WE’D ALL BE RUNNING IN THE SAME DIRECTION
Charlie: “What if everyone was like you? What if we all ran away from our problems? Huh? What then? What if everyone in the whole world suddenly decided to run away from his problems?”
Linus: “Well, at least we’d all be running in the same direction!”
ADAPT OR DIE
But we cannot live back then. We have to live in the present moment. And that doesn’t mean adopting everything that is new and fashionable. But it also means we cannot cling to the past. We adapt or die. We move ahead into the future or we cease to exist.
THE POWER OF MEMORY
At the same time we cannot live in the past, I want to acknowledge the power of memory. In Psalm 137 the poet said, “If I forget you, O Jerusalem, let my right hand wither!” And for over two-thousand years Jews would end the Passover Feast with “next year in Jerusalem.” And then against all odds, when almost half of the Jews of the world had been wiped out, Israel was born, and the next year was in Jerusalem. The power of remembering in the present can contribute to miracles.
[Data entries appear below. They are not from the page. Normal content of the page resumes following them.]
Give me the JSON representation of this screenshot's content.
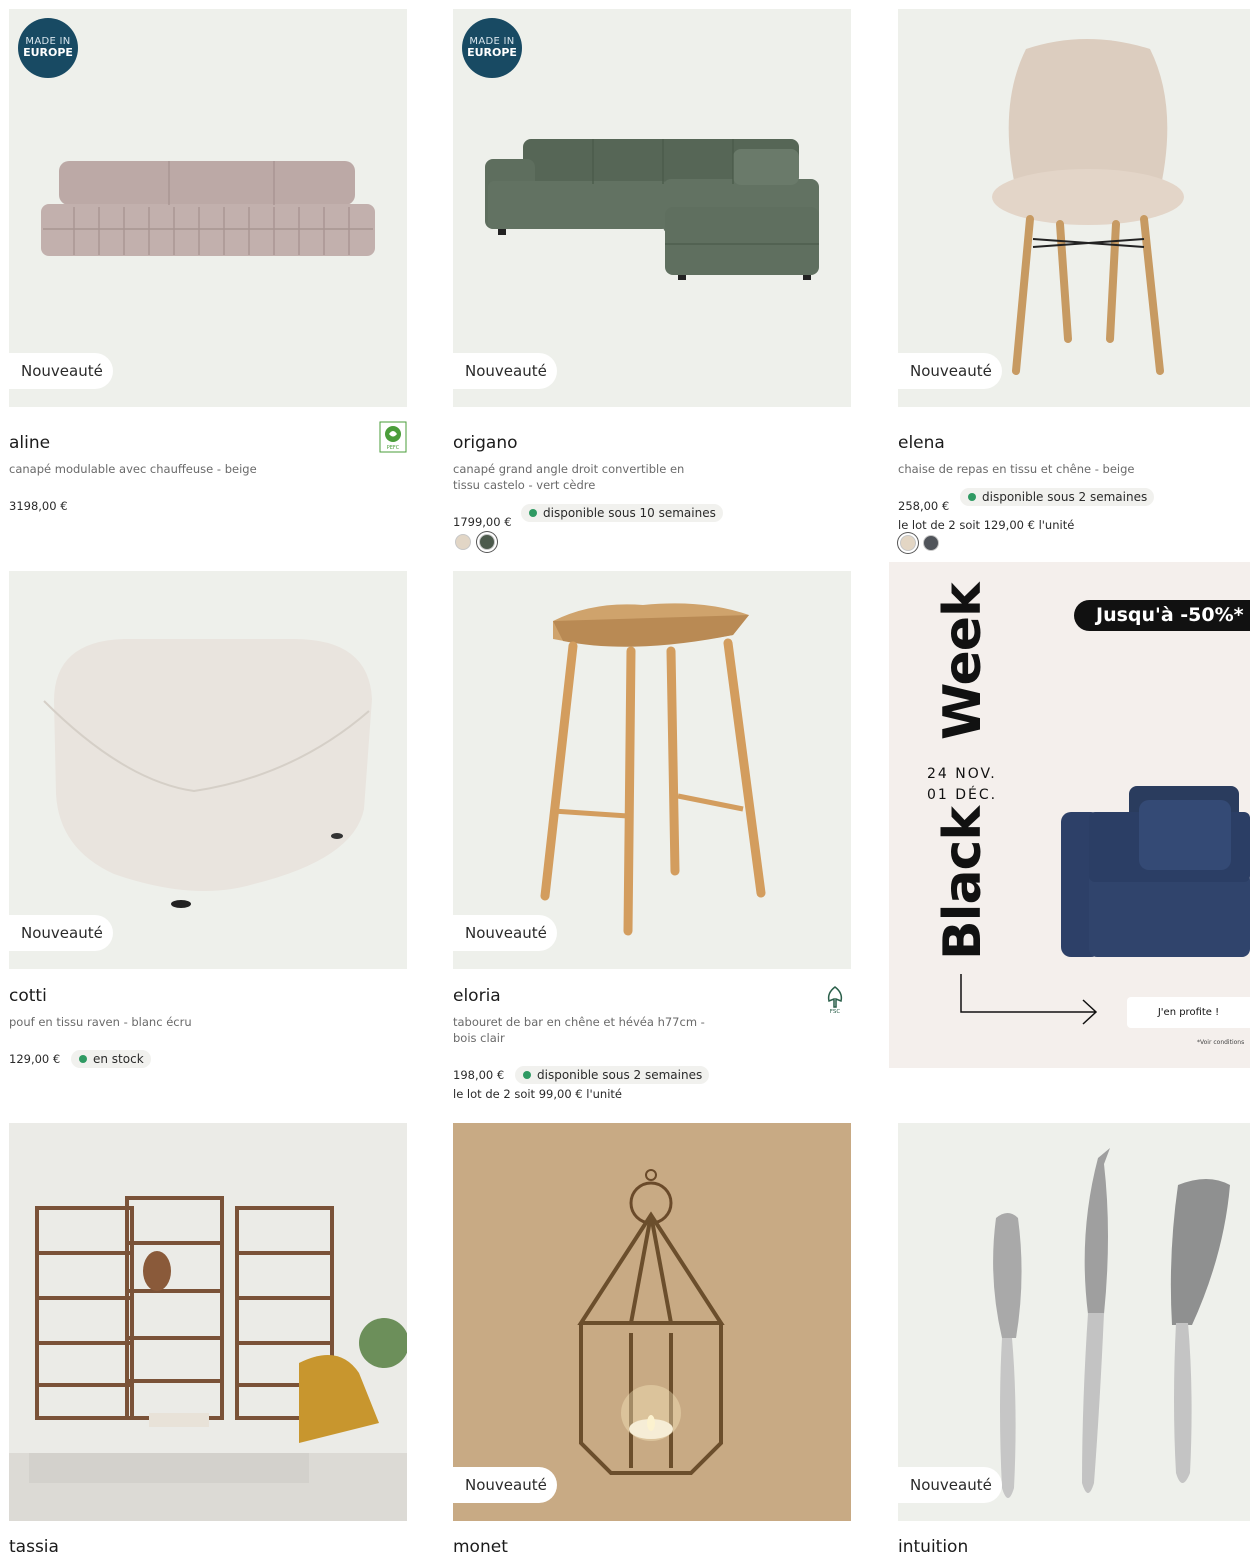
{
  "badges": {
    "new": "Nouveauté",
    "made_in_line1": "MADE IN",
    "made_in_line2": "EUROPE"
  },
  "products": [
    {
      "name": "aline",
      "desc": "canapé modulable avec chauffeuse - beige",
      "price": "3198,00 €"
    },
    {
      "name": "origano",
      "desc": "canapé grand angle droit convertible en tissu castelo - vert cèdre",
      "price": "1799,00 €",
      "availability": "disponible sous 10 semaines"
    },
    {
      "name": "elena",
      "desc": "chaise de repas en tissu et chêne - beige",
      "price": "258,00 €",
      "availability": "disponible sous 2 semaines",
      "lot": "le lot de 2 soit 129,00 € l'unité"
    },
    {
      "name": "cotti",
      "desc": "pouf en tissu raven - blanc écru",
      "price": "129,00 €",
      "availability": "en stock"
    },
    {
      "name": "eloria",
      "desc": "tabouret de bar en chêne et hévéa h77cm - bois clair",
      "price": "198,00 €",
      "availability": "disponible sous 2 semaines",
      "lot": "le lot de 2 soit 99,00 € l'unité"
    },
    {
      "name": "tassia"
    },
    {
      "name": "monet"
    },
    {
      "name": "intuition"
    }
  ],
  "swatch_colors": {
    "origano": [
      "#e2d6c6",
      "#4c5a4c"
    ],
    "elena": [
      "#e3d6c4",
      "#50545a"
    ]
  },
  "promo": {
    "word1": "Black",
    "word2": "Week",
    "discount": "Jusqu'à -50%*",
    "date_start": "24 NOV.",
    "date_end": "01 DÉC.",
    "cta": "J'en profite !",
    "conditions": "*Voir conditions"
  },
  "colors": {
    "accent_navy": "#184a63",
    "availability_green": "#2f9a63",
    "card_bg": "#eef0eb"
  }
}
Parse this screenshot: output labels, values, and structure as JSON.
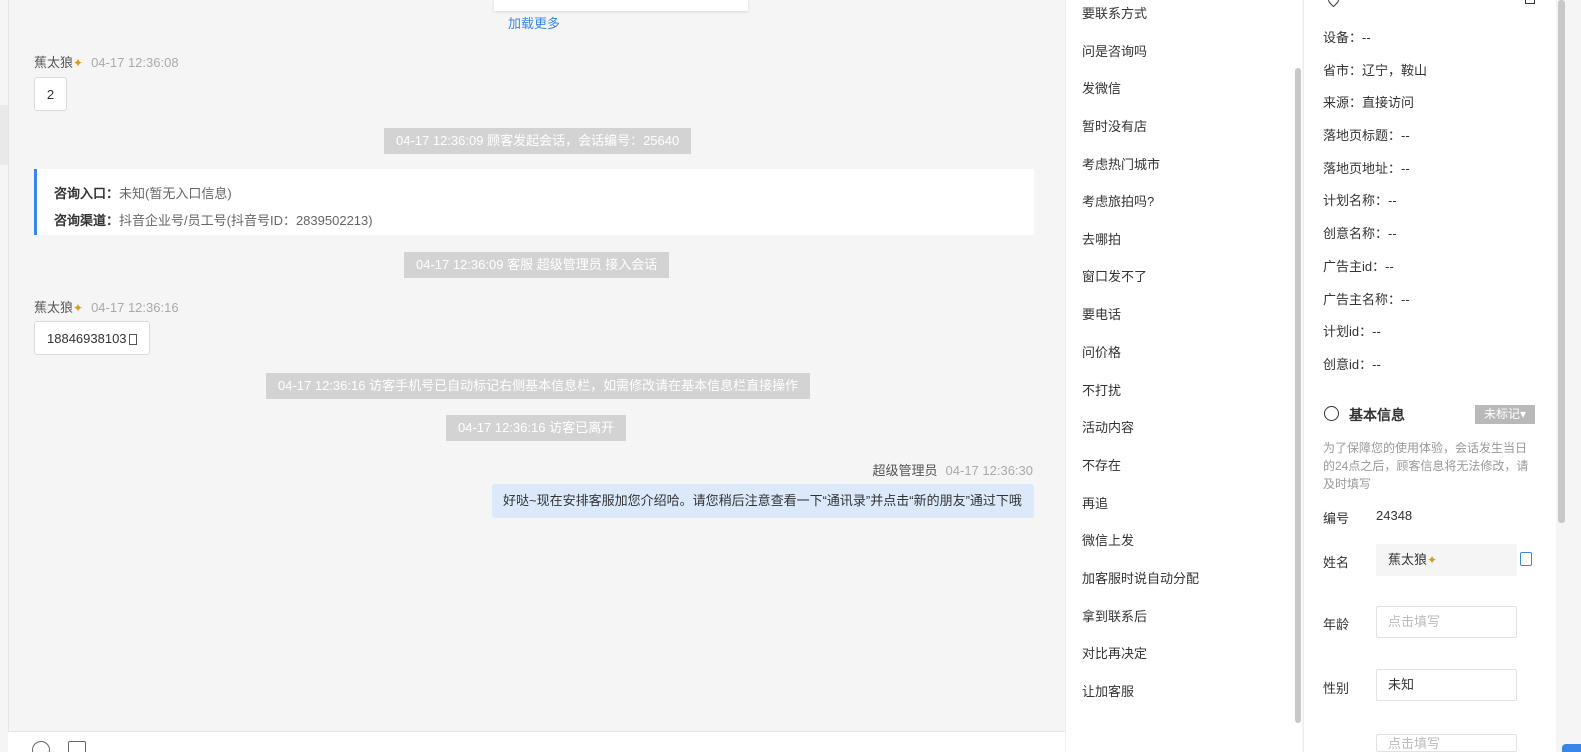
{
  "chat": {
    "load_more": "加载更多",
    "msg1": {
      "sender": "蕉太狼",
      "badge": "✦",
      "time": "04-17 12:36:08",
      "text": "2"
    },
    "sys1": "04-17 12:36:09 顾客发起会话，会话编号：25640",
    "entry": {
      "entry_label": "咨询入口：",
      "entry_value": "未知(暂无入口信息)",
      "channel_label": "咨询渠道：",
      "channel_value": "抖音企业号/员工号(抖音号ID：2839502213)"
    },
    "sys2": "04-17 12:36:09 客服 超级管理员 接入会话",
    "msg2": {
      "sender": "蕉太狼",
      "badge": "✦",
      "time": "04-17 12:36:16",
      "text": "18846938103"
    },
    "sys3": "04-17 12:36:16 访客手机号已自动标记右侧基本信息栏，如需修改请在基本信息栏直接操作",
    "sys4": "04-17 12:36:16 访客已离开",
    "agent": {
      "sender": "超级管理员",
      "time": "04-17 12:36:30",
      "text": "好哒~现在安排客服加您介绍哈。请您稍后注意查看一下“通讯录”并点击“新的朋友”通过下哦"
    }
  },
  "quick_replies": [
    "要联系方式",
    "问是咨询吗",
    "发微信",
    "暂时没有店",
    "考虑热门城市",
    "考虑旅拍吗?",
    "去哪拍",
    "窗口发不了",
    "要电话",
    "问价格",
    "不打扰",
    "活动内容",
    "不存在",
    "再追",
    "微信上发",
    "加客服时说自动分配",
    "拿到联系后",
    "对比再决定",
    "让加客服"
  ],
  "source": {
    "lines": [
      "设备：--",
      "省市：辽宁，鞍山",
      "来源：直接访问",
      "落地页标题：--",
      "落地页地址：--",
      "计划名称：--",
      "创意名称：--",
      "广告主id：--",
      "广告主名称：--",
      "计划id：--",
      "创意id：--"
    ]
  },
  "basic": {
    "title": "基本信息",
    "tag_button": "未标记▾",
    "notice": "为了保障您的使用体验，会话发生当日的24点之后，顾客信息将无法修改，请及时填写",
    "id_label": "编号",
    "id_value": "24348",
    "name_label": "姓名",
    "name_value": "蕉太狼",
    "name_badge": "✦",
    "age_label": "年龄",
    "age_placeholder": "点击填写",
    "gender_label": "性别",
    "gender_value": "未知",
    "next_placeholder": "点击填写"
  },
  "colors": {
    "accent": "#3a86e8",
    "agent_bubble": "#dbe9fb",
    "system_pill": "#d3d3d3"
  }
}
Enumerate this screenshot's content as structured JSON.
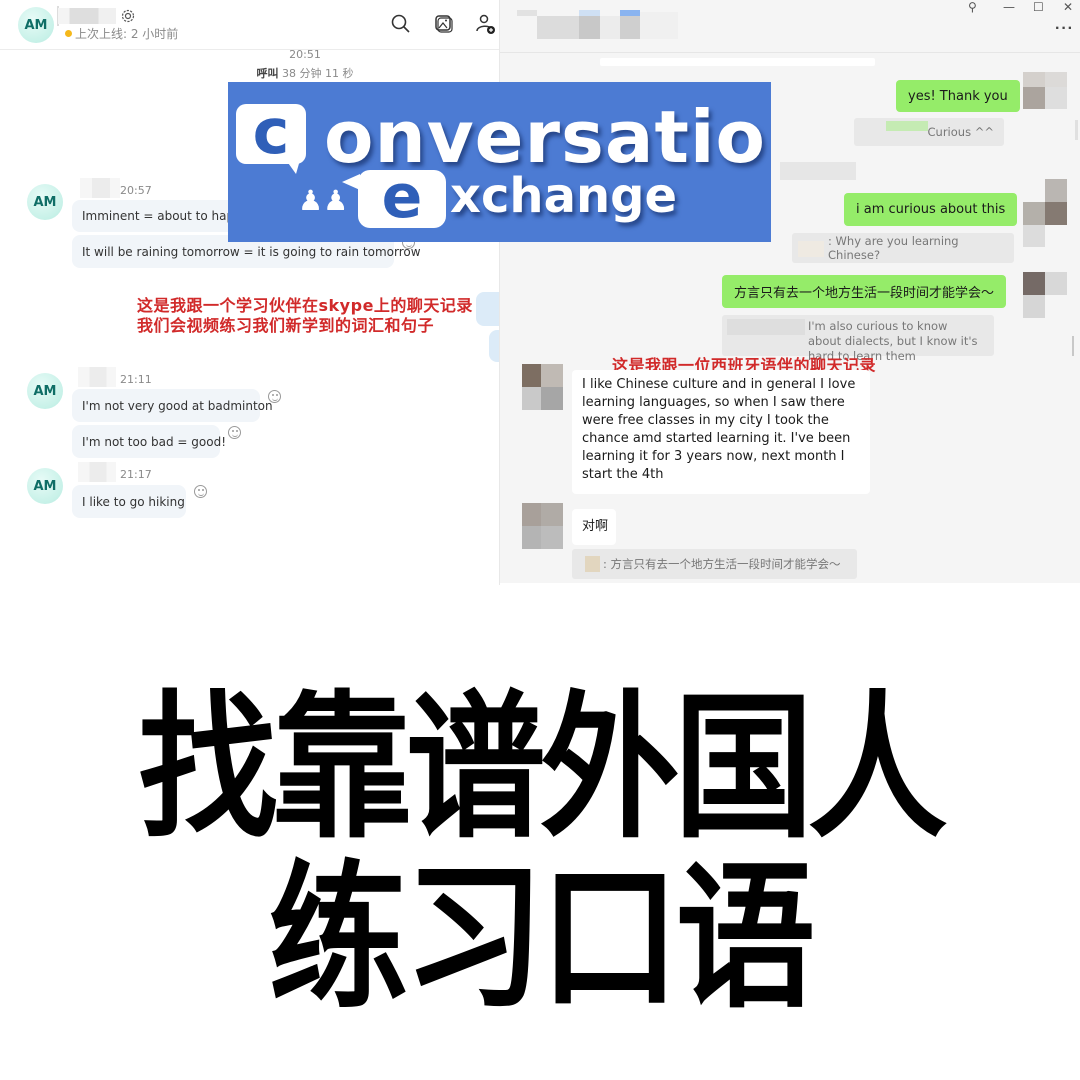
{
  "left_chat": {
    "app": "Skype",
    "contact_initials": "AM",
    "status_text": "上次上线: 2 小时前",
    "status_color": "#f5b81b",
    "header_icons": [
      "search-icon",
      "gallery-icon",
      "add-contact-icon"
    ],
    "call": {
      "time": "20:51",
      "label": "呼叫",
      "duration": "38 分钟 11 秒"
    },
    "groups": [
      {
        "time": "20:57",
        "messages": [
          "Imminent = about to happe",
          "It will be raining tomorrow = it is going to rain tomorrow"
        ]
      },
      {
        "time": "21:11",
        "messages": [
          "I'm not very good at badminton",
          "I'm not too bad = good!"
        ]
      },
      {
        "time": "21:17",
        "messages": [
          "I like to go hiking"
        ]
      }
    ],
    "annotation_line1_pre": "这是我跟一个学习伙伴在",
    "annotation_line1_brand": "skype",
    "annotation_line1_post": "上的聊天记录",
    "annotation_line2": "我们会视频练习我们新学到的词汇和句子"
  },
  "logo": {
    "letter_c": "c",
    "word1": "onversation",
    "letter_e": "e",
    "word2": "xchange",
    "bg_color": "#4c7bd3"
  },
  "right_chat": {
    "app": "WeChat",
    "window_controls": {
      "pin": "⚲",
      "minimize": "—",
      "maximize": "☐",
      "close": "✕",
      "more": "···"
    },
    "messages": [
      {
        "type": "sent",
        "text": "yes! Thank you"
      },
      {
        "type": "quote",
        "text": "Curious ^^"
      },
      {
        "type": "sent",
        "text": "i am curious about this"
      },
      {
        "type": "quote",
        "text": ": Why are you learning Chinese?"
      },
      {
        "type": "sent",
        "text": "方言只有去一个地方生活一段时间才能学会～"
      },
      {
        "type": "quote",
        "text": "I'm also curious to know about dialects, but I know it's hard to learn them"
      },
      {
        "type": "received",
        "text": " I like Chinese culture and in general I love learning languages, so when I saw there were free classes in my city I took the chance amd started learning it. I've been learning it for 3 years now, next month I start the 4th"
      },
      {
        "type": "received",
        "text": "对啊"
      },
      {
        "type": "quote",
        "text": ": 方言只有去一个地方生活一段时间才能学会～"
      }
    ],
    "annotation": "这是我跟一位西班牙语伴的聊天记录",
    "sent_color": "#95ec69"
  },
  "title": {
    "line1": "找靠谱外国人",
    "line2": "练习口语"
  }
}
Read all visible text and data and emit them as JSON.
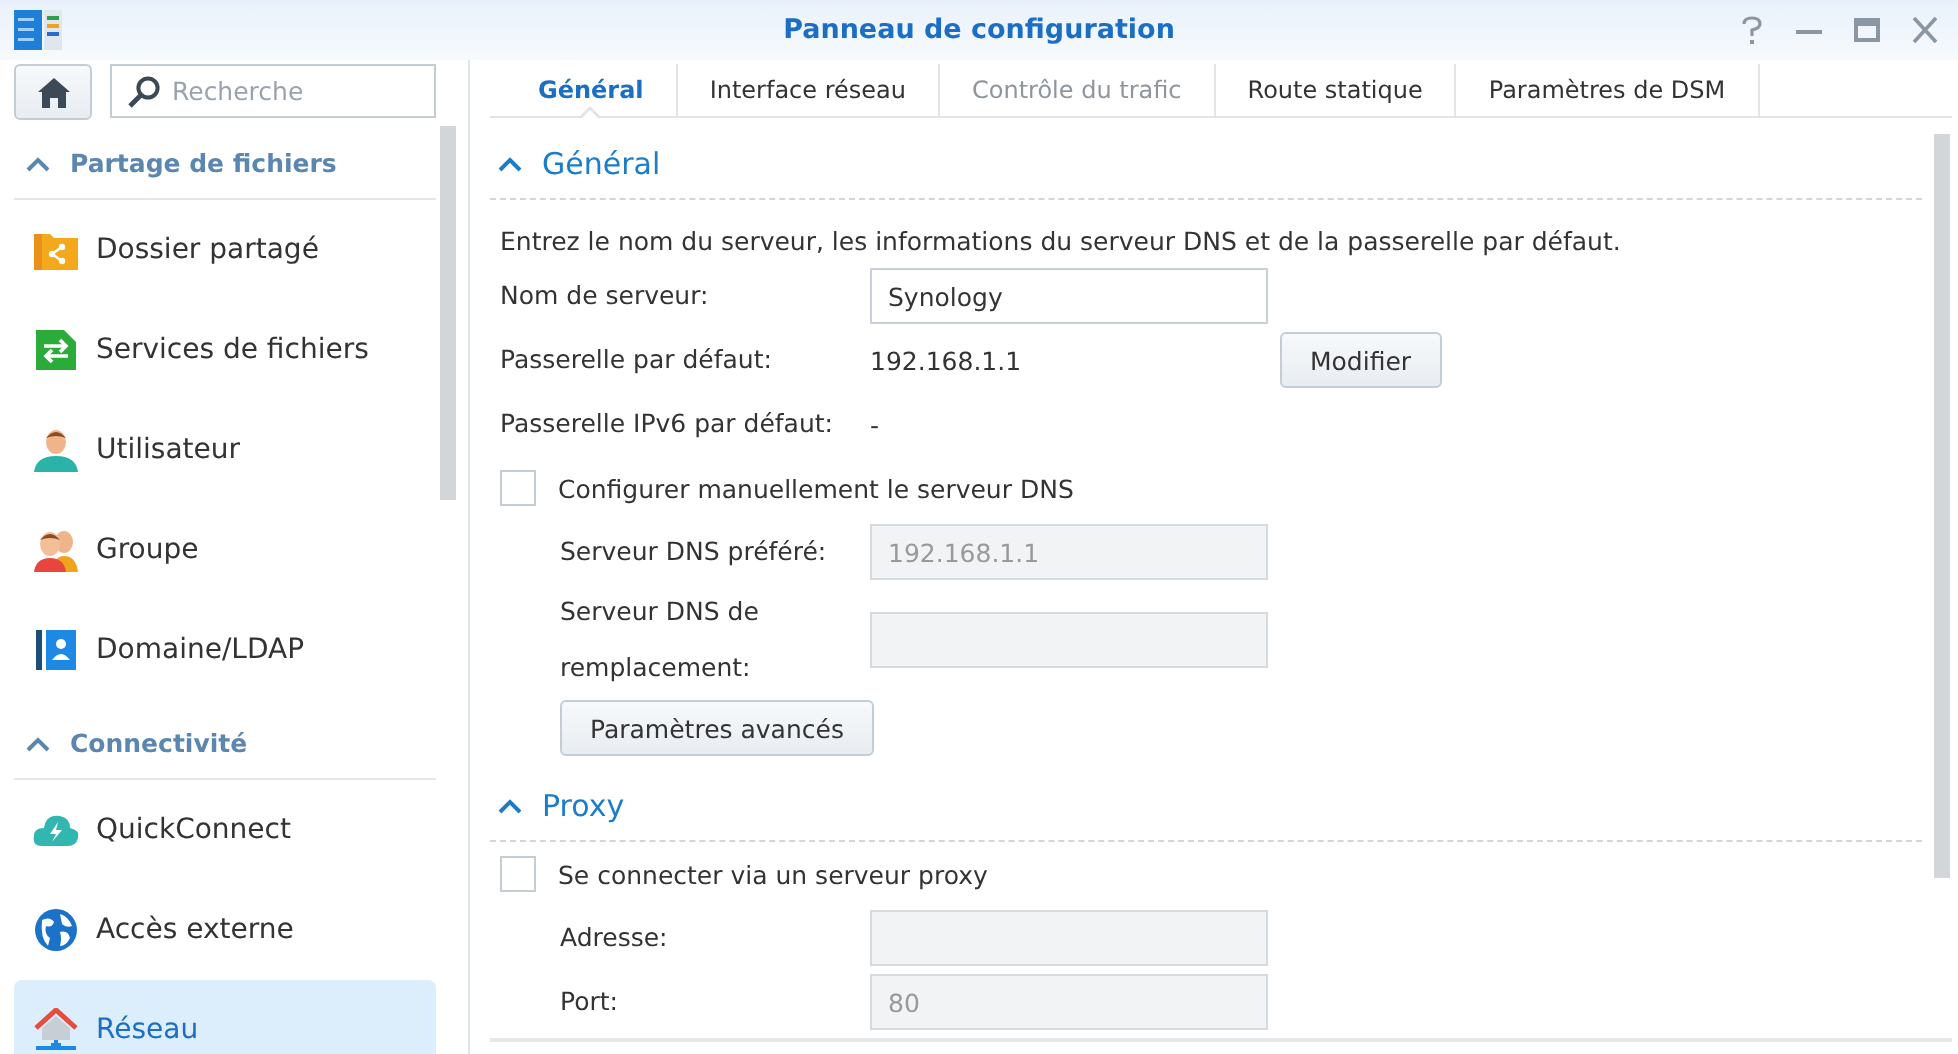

REMEMBERING IN THE LORD’S SUPPER
In the same way today, when we gather in a circle and we remember the love and sacrifice of Jesus, breaking the bread and sharing the cup in the present moment, great power can be recalled from the past into the present so that miracles can begin to happen.
“Merciful God, as sisters and brothers in faith, we recall anew those words and acts of Jesus Christ. Now as they were eating, Jesus took bread, and blest and broke it, and gave it to the disciples and said: ‘Take eat: This is my body.’ Jesus took a cup and after giving thanks, gave it to the disciples and said: ‘Drink of it, all of you; for this is my blood of the covenant, which is poured out for many for the forgiveness of sins.’ We remember Christ’s promise not to drink of the fruit of the vine again until the heavenly banquet at the close of history, and we boldly say what we believe: Christ has died. Christ is risen. Christ will come again.”